Child psychologist reveals how to get your kids to go to sleep

It's the holy grail of parenthood - getting a full night's sleep.

But in order to attain that - first, you need to actually get your kids in bed.

Mother-of-two Sera Devcich says her child comes up with any excuse to delay her bedtime.

"Well, the youngest one at the moment, her favourite delay technique is to get me to say goodnight to all of her body parts, and I mean every body part," she told The Project on Wednesday.

"'Good night hair, goodnight head, goodnight eyes, goodnight nose, goodnight teeth…'"

"I got to the final toe the other night and I was like, 'Thank god that is over - goodnight baby toe', and she just sat back up and she was like, 'Goodnight toenails' and I was like, 'Am I so worked by a toddler that I'm going to say goodnight to 10 toenails?', and the answer to that question is, 'Yes."

Child psychologist Emma Woodward is a mother of four boys and says it's a growing progress.

"To be honest with you, we still haven't gotten it perfected but the thing to remember is kids won't be kids forever."

Woodward says as frustrating as it is, there are measures you can take to improve your child's sleeping habits.

Her top tips include: 

  • a decent bedtime routine 
  • a wind-down routine
  • no screen-time two hours before bedtime
  • no exercise two hours before bedtime

"So the thing that kids need to get to sleep well is a chemical called melatonin," she said.

"And cortisol - which is a stressed hormone released when we're exercising, is the antithesis of melatonin. 

"So we want to make sure that everything is relaxed and settled so we can get in tune with their natural sleep rhythm.

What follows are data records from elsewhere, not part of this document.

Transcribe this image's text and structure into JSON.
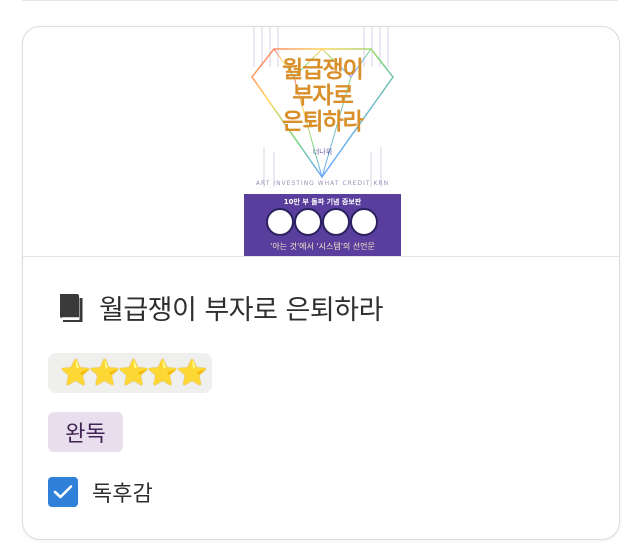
{
  "book": {
    "title": "월급쟁이 부자로 은퇴하라",
    "rating": "⭐⭐⭐⭐⭐",
    "rating_value": 5,
    "status": "완독",
    "review_label": "독후감",
    "review_checked": true,
    "cover": {
      "title_line1": "월급쟁이",
      "title_line2": "부자로",
      "title_line3": "은퇴하라",
      "author": "너나위",
      "tagline_small": "ART  INVESTING  WHAT  CREDIT  KRN",
      "band_top": "10만 부 돌파 기념 증보판",
      "band_bottom": "'아는 것'에서 '시스템'의 선언문",
      "band_color": "#5a3e9e"
    }
  }
}
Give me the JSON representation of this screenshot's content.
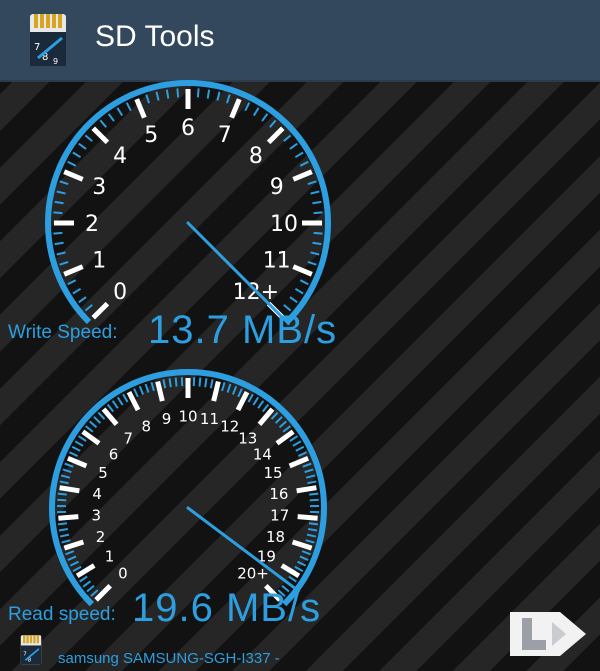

"And that's the crunch point really - is making sure they're ready to go to bed, when we want them to go to bed."